In yet another GOP debate last night, 7 of the presidential candidates gathered in Las Vegas while John Huntsman “boycotted” the the event in a desperate attempt to hide that his campaign can no longer afford plane tickets.
The debate was an interesting one, to say the least, with the highlight being the middle school girl slap fight between Mitt Romney and Rick Perry.
These men want to be our President.
What is noteworthy about the ongoing spat between Mitt Romney and Rick Perry is that they have both told so many lies and contradictions that they can keep attacking one another. Romney’s contradictions have been well-documented and, despite his assertion that he is a true conservative not one out of “convenience”, Perry was Al Gore’s campaign manager in Texas and supported Hillary Clinton’s health care plans.
A few of the candidates skated through the debate without telling us anything about themselves or their ideas.
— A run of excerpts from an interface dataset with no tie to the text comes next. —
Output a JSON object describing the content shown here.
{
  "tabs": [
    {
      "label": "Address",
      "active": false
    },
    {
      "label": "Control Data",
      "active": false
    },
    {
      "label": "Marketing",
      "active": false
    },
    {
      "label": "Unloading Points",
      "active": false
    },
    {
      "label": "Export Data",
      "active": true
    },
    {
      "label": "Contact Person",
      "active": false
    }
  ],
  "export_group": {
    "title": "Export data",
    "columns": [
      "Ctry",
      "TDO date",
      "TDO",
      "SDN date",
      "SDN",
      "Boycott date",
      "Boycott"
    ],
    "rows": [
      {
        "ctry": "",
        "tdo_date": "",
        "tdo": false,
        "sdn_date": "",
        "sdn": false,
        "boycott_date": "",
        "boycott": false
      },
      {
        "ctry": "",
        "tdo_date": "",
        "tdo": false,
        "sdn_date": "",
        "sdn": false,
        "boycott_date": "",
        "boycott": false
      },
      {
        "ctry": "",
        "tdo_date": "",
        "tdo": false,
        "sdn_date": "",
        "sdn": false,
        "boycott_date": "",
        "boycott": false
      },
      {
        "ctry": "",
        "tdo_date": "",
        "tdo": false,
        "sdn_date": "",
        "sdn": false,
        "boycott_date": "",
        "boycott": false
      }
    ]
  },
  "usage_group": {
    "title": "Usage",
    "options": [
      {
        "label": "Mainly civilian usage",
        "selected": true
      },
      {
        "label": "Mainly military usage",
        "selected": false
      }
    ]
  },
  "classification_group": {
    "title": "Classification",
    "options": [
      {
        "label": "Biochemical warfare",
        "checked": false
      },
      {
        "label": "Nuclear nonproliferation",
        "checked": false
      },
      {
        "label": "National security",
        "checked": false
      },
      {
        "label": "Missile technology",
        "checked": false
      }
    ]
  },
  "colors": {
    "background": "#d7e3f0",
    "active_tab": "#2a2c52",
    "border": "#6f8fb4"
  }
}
Newt Gingrich, for one, continues to forget that he is debating other candidates, not the media. Michele Bachmann continued her streak of saying “Obamacare” and reminding everyone that she has lots of kids.
Rick Santorum tried to get into the interrupt-fest with Perry and Romney, but really embarrassed himself when he implied that Ron Paul (husband of over 50 years and a man who left the campaign trail to see his grandchildren dedicated at church) was somehow not committed to the family.
Herman Cain took early heat over his “9-9-9” plan, with most of the candidates pointing out that the plan would create higher taxes for about 84% of Americans and would even hit lower and middle income people the hardest. He even dodged questions about whether consumers would have to pay state sales taxes in addition to his proposed 9% national sales tax – digressing into a discussion of various fruits and claiming that his campaign’s assessment of the plan was far more favorable. Go figure. Maybe someone forgot to carry a 9…or an apple?
Apples and oranges aside, Cain’s plan means the creation of a new kind of tax for the federal government to exploit and very high sales taxes – state and federal paid on every purchase.
CNN deserves credit, however, for doing a better job in granting equal time to the candidates; though there was little possibility of it being worse. Previous debates revealed a ridiculous discrepancy in time alotted:
Ron Paul, who was on the short end of the stick in other debates, made several significant points and was given opportunities to expound on his own positions as well as going on the offensive against some of the other candidates.
However, the media “blackout” of Ron Paul went back into full effect after the debate, with CNN mentioning him only once in passing during the post-debate wrap-up.
Ron Paul was the only candidate who contributed substance to the debate, yet he is continually overlooked by the media. He has 5 straw poll victories, has more donations from active military than the other GOP candidates combined (and more than Obama), yet was given less than 19 minutes to speak in the previous debates. In spite of the blackout, he still stands in the top tier of many national polls.
Ron Paul debates without resorting to interrupting others or childish arguments over who lied the most. He is never charged with inconsistency or dishonesty because every candidate knows there are no such charges to make against Paul. Paul does not stoop to bumper sticker doctrines that cannot bear up under scrutiny – like Cain’s “9-9-9” or Romney’s 59-points.
Heck, Ron Paul doesn’t even have a catch phrase. Am I the only one who is ready to scream if Bachmann says “Obamacare” or Perry mentions more “boots on the ground…in the State of Texas”?
What Ron Paul has is a firm adherence to the Constitution, a willingness to speak the truth even when unpopular, a record of consistency and honesty, and a commitment to liberty. And if that will not get him to the White House, then perhaps the White House does not deserve him.